recalling the more general formulations (see [Per93, Lud76]).
1.1.1 States and measurements
In the framework of quantum theory every system of degrees of
free1dom is described by a separable complex Hilbert space H. For example
a system with a nite number f of discrete degrees of freedom like a
fspin is assigned the Hilbert spaceH = with the usual scalar productPf
hˆj’i = ˆ ’: Every system can be prepared in various ways corre-i ii=1
sponding to different con gurations x of some set of con gurations X.
A measurement corresponds to a test whether the system in question
has a certain property y out of some set of properties Y . Since
quantum theory is a statistical theory it describes only the statistics of the
outcome of a measurement, i.e. it gives the probabilityp(yjx) of the
outcomey (the system has propertyy) given that the system was prepared
according to x. A state describing a preparation procedure x 2 X is
assigned a positive operator‰ 2B(H) with tr[‰ ] = 1 called density op-x x
erator which is sometimes identi ed with the state itself. The tests are
modelled by a positive operator valued measure (POVM) called
observable, that is a set of positive operatorsfM jy2 Yg‰B(H), respectingyP
the completeness condition M = . The probabilities are thenyy2Y
given by
p(yjx) = tr[M ‰ ]: (1.1)y x
A statistical mixture ‰ of statesf‰g is described by a convex combi-sm i
nation of the corresponding density operators:
X X
‰ = ‚‰ where ‚ ‚ 0; ‚ = 1 (1.2)sm i i i i
i i
giving the set of statesS(H) the structure of a convex set. Conversely,
not all states can be written as a convex combination. In fact, there
are states that are special in the sense that they cannot be decomposed
into a convex combination of other states. These states are called
extremal as they are the extremal points (see [Roc72]) of the convex set
S(H). For nite dimensional Hilbert spaces they correspond to rank

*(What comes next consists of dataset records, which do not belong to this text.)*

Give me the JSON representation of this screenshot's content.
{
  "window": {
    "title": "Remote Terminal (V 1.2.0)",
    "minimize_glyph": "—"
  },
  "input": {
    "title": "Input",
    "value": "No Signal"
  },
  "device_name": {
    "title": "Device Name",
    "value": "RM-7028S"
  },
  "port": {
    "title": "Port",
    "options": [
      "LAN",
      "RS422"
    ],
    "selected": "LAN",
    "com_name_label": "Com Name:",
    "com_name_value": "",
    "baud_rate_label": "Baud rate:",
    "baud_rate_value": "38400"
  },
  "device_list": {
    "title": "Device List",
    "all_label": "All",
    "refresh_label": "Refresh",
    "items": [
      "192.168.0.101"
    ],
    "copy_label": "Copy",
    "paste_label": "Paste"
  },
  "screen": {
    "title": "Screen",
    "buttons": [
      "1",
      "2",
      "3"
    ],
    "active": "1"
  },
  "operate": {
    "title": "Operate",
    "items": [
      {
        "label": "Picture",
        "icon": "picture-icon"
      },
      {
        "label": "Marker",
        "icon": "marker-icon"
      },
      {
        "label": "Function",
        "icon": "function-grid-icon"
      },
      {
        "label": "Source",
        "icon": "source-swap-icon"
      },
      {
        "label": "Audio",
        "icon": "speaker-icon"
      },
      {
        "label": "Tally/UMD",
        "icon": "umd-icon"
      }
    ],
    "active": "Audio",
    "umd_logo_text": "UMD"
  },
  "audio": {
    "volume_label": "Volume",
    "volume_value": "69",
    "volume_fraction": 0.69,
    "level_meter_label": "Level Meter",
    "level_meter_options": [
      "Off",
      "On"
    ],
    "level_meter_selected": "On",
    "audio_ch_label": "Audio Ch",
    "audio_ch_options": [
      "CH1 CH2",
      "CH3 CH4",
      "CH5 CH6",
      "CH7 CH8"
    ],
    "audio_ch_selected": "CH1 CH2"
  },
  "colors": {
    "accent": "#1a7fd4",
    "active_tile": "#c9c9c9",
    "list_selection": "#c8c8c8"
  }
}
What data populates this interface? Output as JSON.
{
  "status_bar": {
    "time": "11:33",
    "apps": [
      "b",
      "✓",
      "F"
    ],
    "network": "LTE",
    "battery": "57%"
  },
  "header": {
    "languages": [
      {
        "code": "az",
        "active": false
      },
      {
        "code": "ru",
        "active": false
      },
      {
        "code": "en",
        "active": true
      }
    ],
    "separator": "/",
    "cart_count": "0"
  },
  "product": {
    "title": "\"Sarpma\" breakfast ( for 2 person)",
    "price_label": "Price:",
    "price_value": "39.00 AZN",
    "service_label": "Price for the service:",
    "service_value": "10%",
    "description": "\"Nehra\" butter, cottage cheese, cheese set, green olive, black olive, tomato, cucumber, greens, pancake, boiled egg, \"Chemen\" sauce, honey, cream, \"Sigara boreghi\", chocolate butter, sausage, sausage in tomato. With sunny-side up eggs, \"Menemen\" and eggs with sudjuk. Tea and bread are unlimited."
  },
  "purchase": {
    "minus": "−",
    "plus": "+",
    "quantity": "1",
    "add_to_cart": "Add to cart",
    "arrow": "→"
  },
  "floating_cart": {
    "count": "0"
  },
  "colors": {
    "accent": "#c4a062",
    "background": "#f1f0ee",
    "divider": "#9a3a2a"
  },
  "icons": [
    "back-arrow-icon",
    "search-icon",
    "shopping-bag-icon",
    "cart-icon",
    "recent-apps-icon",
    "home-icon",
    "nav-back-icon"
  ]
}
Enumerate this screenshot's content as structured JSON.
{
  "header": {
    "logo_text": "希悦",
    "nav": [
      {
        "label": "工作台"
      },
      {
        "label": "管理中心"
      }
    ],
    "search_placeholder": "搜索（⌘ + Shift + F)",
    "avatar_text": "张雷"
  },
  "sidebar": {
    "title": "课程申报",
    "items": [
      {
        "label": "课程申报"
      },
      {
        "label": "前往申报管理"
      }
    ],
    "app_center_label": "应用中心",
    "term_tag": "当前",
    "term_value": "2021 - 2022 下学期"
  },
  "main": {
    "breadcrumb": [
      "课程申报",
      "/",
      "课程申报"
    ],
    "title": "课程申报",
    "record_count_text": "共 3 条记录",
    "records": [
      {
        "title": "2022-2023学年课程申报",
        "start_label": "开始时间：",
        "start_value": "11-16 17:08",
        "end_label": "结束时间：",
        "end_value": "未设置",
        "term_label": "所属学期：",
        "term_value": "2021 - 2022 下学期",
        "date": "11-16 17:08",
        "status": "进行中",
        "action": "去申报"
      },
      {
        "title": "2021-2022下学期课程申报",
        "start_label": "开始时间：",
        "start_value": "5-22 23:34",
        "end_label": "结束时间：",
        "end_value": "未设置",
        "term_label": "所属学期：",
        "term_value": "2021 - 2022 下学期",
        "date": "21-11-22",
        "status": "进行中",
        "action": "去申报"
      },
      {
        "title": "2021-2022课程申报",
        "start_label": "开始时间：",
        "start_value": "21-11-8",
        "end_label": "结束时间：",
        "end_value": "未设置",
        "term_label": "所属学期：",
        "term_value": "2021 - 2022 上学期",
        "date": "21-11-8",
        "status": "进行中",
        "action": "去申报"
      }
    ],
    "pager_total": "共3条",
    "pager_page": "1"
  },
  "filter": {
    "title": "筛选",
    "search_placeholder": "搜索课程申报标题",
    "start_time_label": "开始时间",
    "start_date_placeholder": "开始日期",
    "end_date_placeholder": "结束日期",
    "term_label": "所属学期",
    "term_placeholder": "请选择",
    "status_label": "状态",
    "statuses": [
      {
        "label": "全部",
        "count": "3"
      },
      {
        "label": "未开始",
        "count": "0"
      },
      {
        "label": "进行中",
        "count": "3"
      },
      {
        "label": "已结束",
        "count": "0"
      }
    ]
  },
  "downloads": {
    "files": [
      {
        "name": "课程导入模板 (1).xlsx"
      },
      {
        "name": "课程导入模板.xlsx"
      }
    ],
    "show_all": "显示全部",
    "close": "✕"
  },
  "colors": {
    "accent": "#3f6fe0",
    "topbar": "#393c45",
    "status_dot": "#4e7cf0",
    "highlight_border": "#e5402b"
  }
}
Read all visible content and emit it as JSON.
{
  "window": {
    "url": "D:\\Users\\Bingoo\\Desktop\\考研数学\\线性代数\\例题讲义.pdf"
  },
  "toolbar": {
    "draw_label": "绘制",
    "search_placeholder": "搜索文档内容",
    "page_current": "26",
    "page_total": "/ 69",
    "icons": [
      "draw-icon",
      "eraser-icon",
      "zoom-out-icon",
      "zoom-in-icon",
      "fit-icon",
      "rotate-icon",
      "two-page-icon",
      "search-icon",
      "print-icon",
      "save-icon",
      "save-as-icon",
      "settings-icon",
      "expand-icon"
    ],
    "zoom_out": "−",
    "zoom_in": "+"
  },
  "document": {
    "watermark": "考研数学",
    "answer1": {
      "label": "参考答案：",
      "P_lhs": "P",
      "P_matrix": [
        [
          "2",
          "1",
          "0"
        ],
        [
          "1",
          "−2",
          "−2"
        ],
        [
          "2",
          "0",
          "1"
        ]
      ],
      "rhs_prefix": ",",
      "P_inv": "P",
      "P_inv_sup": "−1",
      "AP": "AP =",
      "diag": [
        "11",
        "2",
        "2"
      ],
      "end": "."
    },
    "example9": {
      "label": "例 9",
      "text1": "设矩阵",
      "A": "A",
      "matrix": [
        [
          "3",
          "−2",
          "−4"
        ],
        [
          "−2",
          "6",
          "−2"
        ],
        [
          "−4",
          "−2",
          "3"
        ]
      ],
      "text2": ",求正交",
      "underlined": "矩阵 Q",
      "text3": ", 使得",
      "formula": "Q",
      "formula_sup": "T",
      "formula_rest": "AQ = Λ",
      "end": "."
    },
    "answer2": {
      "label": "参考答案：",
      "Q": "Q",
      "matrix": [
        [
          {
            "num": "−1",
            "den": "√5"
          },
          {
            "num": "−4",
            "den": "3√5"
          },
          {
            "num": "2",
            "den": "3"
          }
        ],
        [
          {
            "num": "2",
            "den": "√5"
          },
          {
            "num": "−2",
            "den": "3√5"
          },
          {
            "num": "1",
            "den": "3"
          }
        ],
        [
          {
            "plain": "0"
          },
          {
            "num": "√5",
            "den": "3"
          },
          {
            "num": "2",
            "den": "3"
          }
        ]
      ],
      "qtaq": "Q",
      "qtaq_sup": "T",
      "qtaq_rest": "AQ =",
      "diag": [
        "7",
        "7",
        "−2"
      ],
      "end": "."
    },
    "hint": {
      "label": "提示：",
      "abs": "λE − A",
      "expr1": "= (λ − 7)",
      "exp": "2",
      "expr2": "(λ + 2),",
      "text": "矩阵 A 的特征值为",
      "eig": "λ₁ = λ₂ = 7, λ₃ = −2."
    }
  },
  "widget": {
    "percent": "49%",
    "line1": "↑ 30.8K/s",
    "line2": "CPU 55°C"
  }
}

1A Hilbert space is said to be separable if it has a countable dense subset. In
Hilbert spaces lacking this property the superposition principle is no longer valid
(see [Per93]).
2